▶ Your objective:
Copy each line of the material in which the word "this" appears.

▶ Data provided:
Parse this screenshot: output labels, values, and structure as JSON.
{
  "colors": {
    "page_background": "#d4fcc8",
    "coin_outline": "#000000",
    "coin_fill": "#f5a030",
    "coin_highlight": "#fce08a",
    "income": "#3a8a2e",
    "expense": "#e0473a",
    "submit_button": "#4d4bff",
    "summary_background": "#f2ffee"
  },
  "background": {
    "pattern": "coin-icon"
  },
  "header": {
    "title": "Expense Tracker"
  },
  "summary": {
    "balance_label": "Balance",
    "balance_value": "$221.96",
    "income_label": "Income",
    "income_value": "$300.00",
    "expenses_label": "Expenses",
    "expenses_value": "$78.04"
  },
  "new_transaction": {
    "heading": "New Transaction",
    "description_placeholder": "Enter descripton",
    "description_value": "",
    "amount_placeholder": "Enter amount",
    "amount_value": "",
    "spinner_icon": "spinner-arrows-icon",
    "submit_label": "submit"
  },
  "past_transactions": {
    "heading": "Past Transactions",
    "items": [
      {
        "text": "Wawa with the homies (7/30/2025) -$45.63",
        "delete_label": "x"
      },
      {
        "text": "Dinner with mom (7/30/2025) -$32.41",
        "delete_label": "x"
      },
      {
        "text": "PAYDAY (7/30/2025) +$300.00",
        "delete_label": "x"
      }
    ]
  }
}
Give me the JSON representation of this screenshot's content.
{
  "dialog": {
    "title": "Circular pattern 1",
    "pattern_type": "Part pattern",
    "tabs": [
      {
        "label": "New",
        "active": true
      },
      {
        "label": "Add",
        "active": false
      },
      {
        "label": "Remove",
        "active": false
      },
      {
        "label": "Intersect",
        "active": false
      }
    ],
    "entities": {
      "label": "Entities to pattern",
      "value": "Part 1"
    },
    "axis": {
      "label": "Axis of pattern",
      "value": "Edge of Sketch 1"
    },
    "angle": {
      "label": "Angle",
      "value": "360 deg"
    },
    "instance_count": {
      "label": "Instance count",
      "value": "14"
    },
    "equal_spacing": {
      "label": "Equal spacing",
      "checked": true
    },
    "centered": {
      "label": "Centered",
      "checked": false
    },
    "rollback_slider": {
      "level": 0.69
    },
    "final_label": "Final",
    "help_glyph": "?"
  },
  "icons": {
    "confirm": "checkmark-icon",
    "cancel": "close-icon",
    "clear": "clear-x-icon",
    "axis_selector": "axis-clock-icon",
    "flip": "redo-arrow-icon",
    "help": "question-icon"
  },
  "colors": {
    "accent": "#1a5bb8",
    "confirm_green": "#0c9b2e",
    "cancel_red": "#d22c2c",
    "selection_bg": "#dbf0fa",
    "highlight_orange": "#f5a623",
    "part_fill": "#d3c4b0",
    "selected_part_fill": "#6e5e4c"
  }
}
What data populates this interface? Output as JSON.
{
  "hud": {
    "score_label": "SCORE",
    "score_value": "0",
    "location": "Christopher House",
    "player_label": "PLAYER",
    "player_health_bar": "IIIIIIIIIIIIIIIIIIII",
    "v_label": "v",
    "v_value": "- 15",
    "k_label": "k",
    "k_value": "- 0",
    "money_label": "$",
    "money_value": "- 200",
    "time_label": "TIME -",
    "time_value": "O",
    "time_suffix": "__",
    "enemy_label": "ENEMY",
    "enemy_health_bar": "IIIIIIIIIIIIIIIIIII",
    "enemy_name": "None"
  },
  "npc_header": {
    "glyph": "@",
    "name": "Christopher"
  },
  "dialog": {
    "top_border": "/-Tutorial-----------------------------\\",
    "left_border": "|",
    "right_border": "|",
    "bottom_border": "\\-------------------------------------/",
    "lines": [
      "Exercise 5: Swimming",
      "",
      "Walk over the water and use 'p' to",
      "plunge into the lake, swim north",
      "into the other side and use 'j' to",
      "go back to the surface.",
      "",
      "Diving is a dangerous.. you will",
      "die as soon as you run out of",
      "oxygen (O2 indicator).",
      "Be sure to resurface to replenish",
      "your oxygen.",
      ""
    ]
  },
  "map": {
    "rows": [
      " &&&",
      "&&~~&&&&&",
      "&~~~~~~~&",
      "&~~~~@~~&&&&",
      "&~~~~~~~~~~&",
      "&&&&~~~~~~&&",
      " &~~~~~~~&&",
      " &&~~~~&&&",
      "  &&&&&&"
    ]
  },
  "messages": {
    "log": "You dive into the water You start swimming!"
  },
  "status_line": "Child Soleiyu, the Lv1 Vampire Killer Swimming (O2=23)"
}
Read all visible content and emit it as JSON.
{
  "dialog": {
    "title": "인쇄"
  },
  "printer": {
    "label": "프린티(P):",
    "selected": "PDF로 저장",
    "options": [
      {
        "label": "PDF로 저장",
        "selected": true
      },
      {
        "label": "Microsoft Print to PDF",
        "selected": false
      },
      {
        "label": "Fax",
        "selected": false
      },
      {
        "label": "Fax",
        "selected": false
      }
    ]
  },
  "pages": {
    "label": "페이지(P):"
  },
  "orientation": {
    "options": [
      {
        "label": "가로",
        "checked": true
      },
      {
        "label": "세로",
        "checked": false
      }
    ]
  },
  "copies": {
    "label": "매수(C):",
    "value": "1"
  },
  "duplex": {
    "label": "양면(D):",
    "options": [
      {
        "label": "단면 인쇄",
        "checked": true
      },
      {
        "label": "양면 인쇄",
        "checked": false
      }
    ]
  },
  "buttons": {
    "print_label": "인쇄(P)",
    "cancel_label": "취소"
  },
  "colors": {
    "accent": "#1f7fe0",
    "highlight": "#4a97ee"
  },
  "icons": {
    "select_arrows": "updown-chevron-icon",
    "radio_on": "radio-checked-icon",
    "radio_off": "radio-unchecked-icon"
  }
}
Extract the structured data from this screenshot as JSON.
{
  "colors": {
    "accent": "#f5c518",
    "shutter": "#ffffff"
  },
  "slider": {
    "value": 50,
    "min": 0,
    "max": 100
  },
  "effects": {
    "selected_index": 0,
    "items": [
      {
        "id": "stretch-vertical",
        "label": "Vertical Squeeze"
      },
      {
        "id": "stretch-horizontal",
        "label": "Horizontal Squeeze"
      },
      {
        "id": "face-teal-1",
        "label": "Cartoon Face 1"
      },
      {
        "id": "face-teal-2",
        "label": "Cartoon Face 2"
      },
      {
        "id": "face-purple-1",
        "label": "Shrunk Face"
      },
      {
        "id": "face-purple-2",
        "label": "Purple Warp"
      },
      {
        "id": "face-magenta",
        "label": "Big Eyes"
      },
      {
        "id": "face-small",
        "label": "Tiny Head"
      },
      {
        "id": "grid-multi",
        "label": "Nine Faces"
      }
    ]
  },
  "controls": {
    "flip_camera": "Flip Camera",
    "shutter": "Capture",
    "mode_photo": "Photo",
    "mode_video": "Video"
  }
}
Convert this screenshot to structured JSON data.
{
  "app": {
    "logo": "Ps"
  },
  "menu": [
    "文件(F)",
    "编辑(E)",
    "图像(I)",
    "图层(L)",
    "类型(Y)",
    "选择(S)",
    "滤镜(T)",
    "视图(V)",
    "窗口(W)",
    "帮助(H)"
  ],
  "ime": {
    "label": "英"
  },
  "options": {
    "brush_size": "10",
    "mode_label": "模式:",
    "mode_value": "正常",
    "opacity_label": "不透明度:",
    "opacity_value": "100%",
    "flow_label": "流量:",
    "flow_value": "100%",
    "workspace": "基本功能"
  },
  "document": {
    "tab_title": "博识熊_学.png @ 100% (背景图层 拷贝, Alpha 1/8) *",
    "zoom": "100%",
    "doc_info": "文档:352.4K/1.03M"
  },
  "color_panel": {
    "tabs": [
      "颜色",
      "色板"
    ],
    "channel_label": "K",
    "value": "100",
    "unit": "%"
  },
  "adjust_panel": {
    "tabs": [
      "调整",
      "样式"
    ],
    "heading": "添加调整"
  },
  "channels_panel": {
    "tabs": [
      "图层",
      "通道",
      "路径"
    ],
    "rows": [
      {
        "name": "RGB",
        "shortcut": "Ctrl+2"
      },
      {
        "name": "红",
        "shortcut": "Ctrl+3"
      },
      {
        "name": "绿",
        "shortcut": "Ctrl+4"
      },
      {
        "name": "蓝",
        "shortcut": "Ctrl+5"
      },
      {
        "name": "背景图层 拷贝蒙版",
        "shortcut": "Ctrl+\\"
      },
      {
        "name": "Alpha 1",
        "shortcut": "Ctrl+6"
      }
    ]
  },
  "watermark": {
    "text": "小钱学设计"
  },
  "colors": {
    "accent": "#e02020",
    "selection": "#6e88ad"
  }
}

▶ Answer space:
Parse this screenshot: output labels, values, and structure as JSON.
Give me the JSON representation of this screenshot's content.
What data populates this interface? Output as JSON.
Extract the structured data from this screenshot as JSON.
Convert this screenshot to structured JSON data.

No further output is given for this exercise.